Phragmites australis is a frequent component of temperate inland and coastal wetlands. Ongoing environmental changes have resulted in the decline of this species in many areas and invasive expansion in others. In south-eastern Australia, the Gippsland Lakes system (GLS) is an extensive coastal waterway system that has experienced increasing salinization since the late 19th century. Increasing salinity is thought to have contributed to the loss of fringing Phragmites reed beds leading to increased shoreline erosion. A major goal of restoration in this waterway is to address the effect of salinity by planting a genetically-diverse range of salt-tolerant Phragmites lineages. This has prompted an interest in examining the genetic structure of Phragmites across the GLS and the variation in salinity tolerance among lineages.

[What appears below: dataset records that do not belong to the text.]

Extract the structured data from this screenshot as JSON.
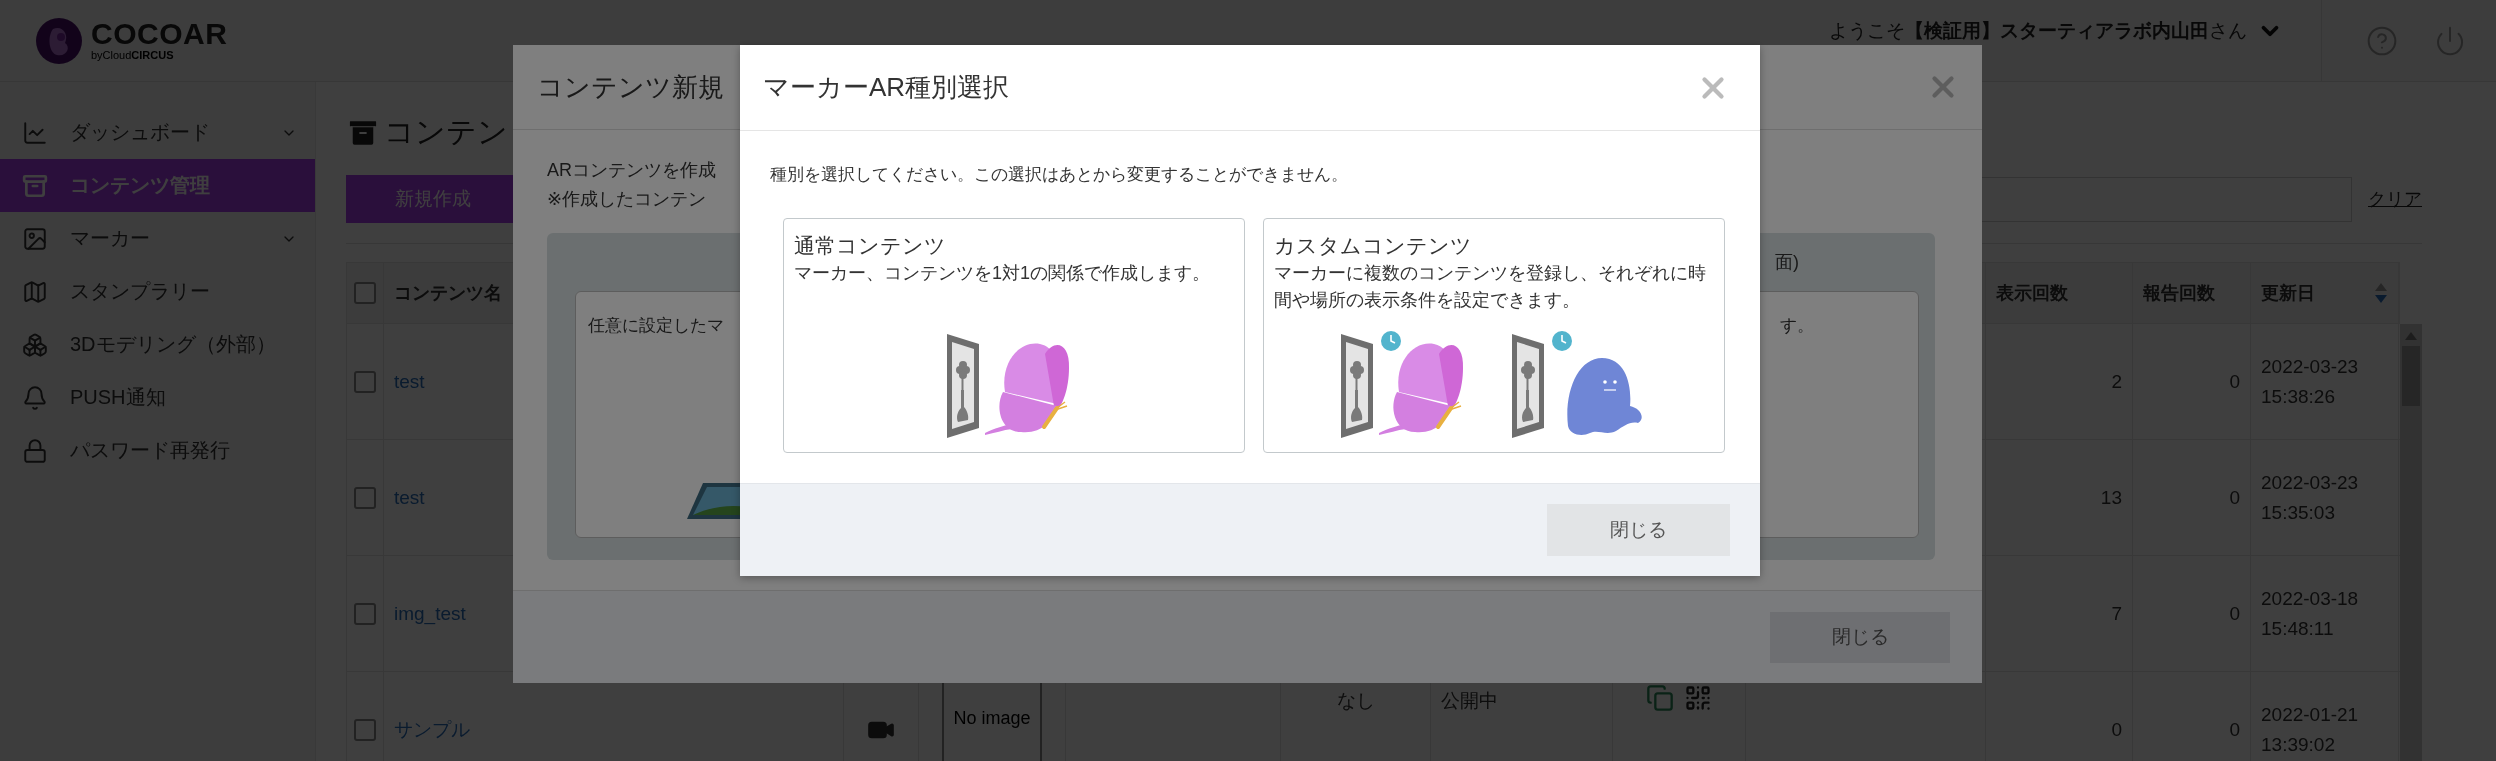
{
  "header": {
    "logo_text": "COCOAR",
    "logo_subtext": "byCloud**CIRCUS**",
    "greeting": "ようこそ**【検証用】スターティアラボ内山田**さん"
  },
  "sidebar": {
    "items": [
      {
        "label": "ダッシュボード",
        "selected": false,
        "expandable": true
      },
      {
        "label": "コンテンツ管理",
        "selected": true,
        "expandable": false
      },
      {
        "label": "マーカー",
        "selected": false,
        "expandable": true
      },
      {
        "label": "スタンプラリー",
        "selected": false,
        "expandable": false
      },
      {
        "label": "3Dモデリング（外部）",
        "selected": false,
        "expandable": false
      },
      {
        "label": "PUSH通知",
        "selected": false,
        "expandable": false
      },
      {
        "label": "パスワード再発行",
        "selected": false,
        "expandable": false
      }
    ]
  },
  "page": {
    "title": "コンテン",
    "new_button": "新規作成",
    "clear_link": "クリア"
  },
  "table": {
    "header_checked": false,
    "columns": [
      {
        "label": "コンテンツ名"
      },
      {
        "label": "表示回数"
      },
      {
        "label": "報告回数"
      },
      {
        "label": "更新日",
        "sort_descending": true
      }
    ],
    "rows": [
      {
        "checked": false,
        "name": "test",
        "views": "2",
        "reports": "0",
        "updated": "2022-03-23 15:38:26"
      },
      {
        "checked": false,
        "name": "test",
        "views": "13",
        "reports": "0",
        "updated": "2022-03-23 15:35:03"
      },
      {
        "checked": false,
        "name": "img_test",
        "views": "7",
        "reports": "0",
        "updated": "2022-03-18 15:48:11"
      },
      {
        "checked": false,
        "name": "サンプル",
        "has_video": true,
        "thumbnail": "No image",
        "marker": "なし",
        "status": "公開中",
        "views": "0",
        "reports": "0",
        "updated": "2022-01-21 13:39:02"
      }
    ]
  },
  "content_modal": {
    "title": "コンテンツ新規",
    "intro_lines": [
      "ARコンテンツを作成",
      "※作成したコンテン"
    ],
    "panel_heading": "面)",
    "left_card_text": "任意に設定したマ",
    "right_card_text": "す。",
    "close_button": "閉じる"
  },
  "type_modal": {
    "title": "マーカーAR種別選択",
    "instruction": "種別を選択してください。この選択はあとから変更することができません。",
    "options": [
      {
        "kind": "single",
        "title": "通常コンテンツ",
        "description": "マーカー、コンテンツを1対1の関係で作成します。"
      },
      {
        "kind": "multiple",
        "title": "カスタムコンテンツ",
        "description": "マーカーに複数のコンテンツを登録し、それぞれに時間や場所の表示条件を設定できます。"
      }
    ],
    "close_button": "閉じる"
  }
}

We used microsatellites to investigate population structure of Phragmites across the GLS and transcriptomics to identify differential gene expression in response to salinity among Phragmites clones. We used an RNA-Seq approach to identify culm-expressed genes in Phragmites associated with exposure to saline water. Six clonal lineages were obtained from areas of low or high salinity across the GLS and grown in pot trials. Paired-samples of the clones from each site were irrigated with either fresh-, or highly saline water. We sequenced transcriptomes from the culms of each of these twelve samples allowing an analysis of differential gene expression.
Among key findings, Phragmites formed a single genetic cluster across the GLS consistent with high levels of genetic connectivity facilitated by wind dispersal. Several genes were differentially expressed in clones from highly saline sites when irrigated with saline water relative to clones from low salinity sites. Our data suggest local adaptation of certain clones to salinity and provide scope to develop restoration protocols designed to address the impacts of increasing salinity.